It’s called “The Janes.”
“The Jane Collective” was a group of women in 1960s Chicago with intimate knowledge of abortions gone wrong. Seeing the humiliation and terror, the deaths and maiming of women who were desperate to get abortions that were then illegal, they took matters into their own hands—literally.
I was fortunate to see “The Janes,” the powerful documentary about these extraordinary women, which premiered at the Sundance Film Festival on January 24th. As Covid had closed the live Sundance, I had the opportunity to watch the film from my living room couch, via computer.
The experience was intense.
[Disclosure: I know Tia Lessin, who co-directed the film with Emma Pildes.]
Using archival footage, the film captures the city and its character. It also artfully depicts the tumultuous events spawned by the Civil Rights and anti-Vietnam War movements that permeated the time–and helped shape these women’s convictions.
But it’s the candid interviews with several of the Jane participants—from then and now—that are so striking and memorable. There’s a sort of “lots of women” feel to the way they look and speak.
That feel belies the courage it took to do what they did. And to watch them as they describe their thoughts and daring actions in conversational tones is truly compelling.
From their backgrounds in the Civil Rights Movement and in one case a personal workplace injustice, they concluded they had to take risks against unjust laws.
They knew they could be arrested at any time. Still, they persisted in trying to locate women who might otherwise be tempted to go to the Mafia or to self-abort, even if they died trying.
Many of them did. One of the most dreadfully memorable threads to this sad story is the presence of the sepsis ward in a large hospital, the beds filled with young women who’d received botched abortions.
The Janes located people willing to provide safe abortions, transported the women who contacted them to clean surroundings, and followed up with them for several weeks to make sure they were all right. They were unfailingly kind, compassionate, and nonjudgmental.
There are a number of colorful characters on both sides of the law that lend additional drama and even humor to the film.
“The Janes” will be available on HBO later this year. I hope it will be widely viewed, as it is a critical historical lesson.
As Tia Lessin said during the Q&A that followed the showing, the issue is not and never was whether one supports or opposes abortion. Women have always had abortions—and they will continue to do so.

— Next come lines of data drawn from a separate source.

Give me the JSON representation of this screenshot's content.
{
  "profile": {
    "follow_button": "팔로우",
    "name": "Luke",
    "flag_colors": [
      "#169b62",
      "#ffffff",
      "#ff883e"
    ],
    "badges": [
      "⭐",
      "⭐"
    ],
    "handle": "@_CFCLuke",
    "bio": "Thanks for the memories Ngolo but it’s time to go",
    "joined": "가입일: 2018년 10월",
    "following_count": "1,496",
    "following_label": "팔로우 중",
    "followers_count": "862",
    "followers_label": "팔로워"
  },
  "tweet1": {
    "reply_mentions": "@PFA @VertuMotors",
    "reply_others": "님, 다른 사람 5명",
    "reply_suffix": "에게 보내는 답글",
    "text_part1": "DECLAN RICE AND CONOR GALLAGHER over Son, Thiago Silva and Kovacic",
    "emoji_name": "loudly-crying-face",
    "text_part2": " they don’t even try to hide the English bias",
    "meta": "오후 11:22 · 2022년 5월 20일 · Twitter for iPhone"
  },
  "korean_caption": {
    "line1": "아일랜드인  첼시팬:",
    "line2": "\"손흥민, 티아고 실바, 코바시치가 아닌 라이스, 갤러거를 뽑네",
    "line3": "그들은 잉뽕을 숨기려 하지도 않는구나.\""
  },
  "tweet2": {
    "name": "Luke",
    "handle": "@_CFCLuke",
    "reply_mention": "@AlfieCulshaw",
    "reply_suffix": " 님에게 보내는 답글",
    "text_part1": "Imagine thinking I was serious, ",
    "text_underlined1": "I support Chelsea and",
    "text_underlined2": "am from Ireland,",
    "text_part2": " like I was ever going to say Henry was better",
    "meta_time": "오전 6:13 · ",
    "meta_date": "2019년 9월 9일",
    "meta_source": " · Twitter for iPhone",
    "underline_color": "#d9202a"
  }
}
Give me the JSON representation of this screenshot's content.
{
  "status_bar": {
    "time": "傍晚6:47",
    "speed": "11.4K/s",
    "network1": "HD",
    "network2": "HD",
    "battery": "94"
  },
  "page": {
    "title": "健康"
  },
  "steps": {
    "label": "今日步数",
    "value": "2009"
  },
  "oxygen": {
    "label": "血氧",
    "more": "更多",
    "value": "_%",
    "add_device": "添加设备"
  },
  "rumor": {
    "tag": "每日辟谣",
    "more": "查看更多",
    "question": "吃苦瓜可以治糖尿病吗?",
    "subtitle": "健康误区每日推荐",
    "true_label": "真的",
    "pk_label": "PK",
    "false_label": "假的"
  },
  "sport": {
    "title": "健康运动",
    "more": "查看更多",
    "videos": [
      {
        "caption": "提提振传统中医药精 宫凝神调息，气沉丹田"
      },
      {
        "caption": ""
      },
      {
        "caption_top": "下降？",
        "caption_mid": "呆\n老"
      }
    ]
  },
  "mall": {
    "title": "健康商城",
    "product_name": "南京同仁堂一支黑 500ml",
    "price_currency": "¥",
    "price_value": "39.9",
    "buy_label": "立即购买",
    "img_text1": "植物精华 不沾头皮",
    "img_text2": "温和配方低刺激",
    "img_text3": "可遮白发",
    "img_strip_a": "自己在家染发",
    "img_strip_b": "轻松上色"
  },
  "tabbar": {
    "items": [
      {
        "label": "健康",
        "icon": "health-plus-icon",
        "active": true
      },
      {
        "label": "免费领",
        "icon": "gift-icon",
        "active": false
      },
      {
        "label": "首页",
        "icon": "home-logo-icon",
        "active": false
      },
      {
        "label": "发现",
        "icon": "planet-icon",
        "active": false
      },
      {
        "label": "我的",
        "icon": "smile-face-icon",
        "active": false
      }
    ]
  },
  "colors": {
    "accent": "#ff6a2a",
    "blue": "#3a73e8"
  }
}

For 49 years, Roe v Wade has recognized a woman’s Constitutional right to her reproductive decision-making. Yet for decades, state after state has added increasingly onerous restrictions on that right. If this clearly biased Supreme Court strikes the death knell with its expected rulings in the summer, even more states will follow.
That Supreme Court ruling will simply accelerate a trend many years in the making. Women of means will be able to travel to states where they can receive safe, legal abortions. But poor women will increasingly suffer the wrath of decision-makers who have no business making these life-threatening decisions.
In an interview with Deadline.com, Tia Lessin emphatically made the point.
“We don’t have to guess what that’s going to look like if the Supreme Court overturns that decision [Roe V. Wade] or just continues to whittle away at it. We know what that looked like, prior to ’73, and the lengths that women had to go to get basic health care, and the disproportionate impact that had on poor women, on Black and brown women, on people who menstruate. It’s unconscionable that women would have to risk their lives to get a very simple medical procedure and to take control of their destiny…”
Heather Booth, one of the Jane founders, was equally emphatic about the upside to the film’s lessons.
“I learned that if you organize and come together with others, you really can change the world. We still need to remember that. Part of the point of the movie is that we can make a difference.”
Years ago, I worked with a woman in her 30s who said she had no interest in politics, but if they try to take away abortion, she’s in.
I’ve been waiting for women to become more visibly outraged by the Supreme Court’s rulings.
“The Janes” and a fictionalized film titled “Call the Janes” that also appeared at Sundance couldn’t be more timely.
I don’t want to tell too much about the film because its texture is so rich and layered. I’ll report when I learn HBO’s scheduling of “The Janes”—and where it might be viewed by those of us who don’t have HBO.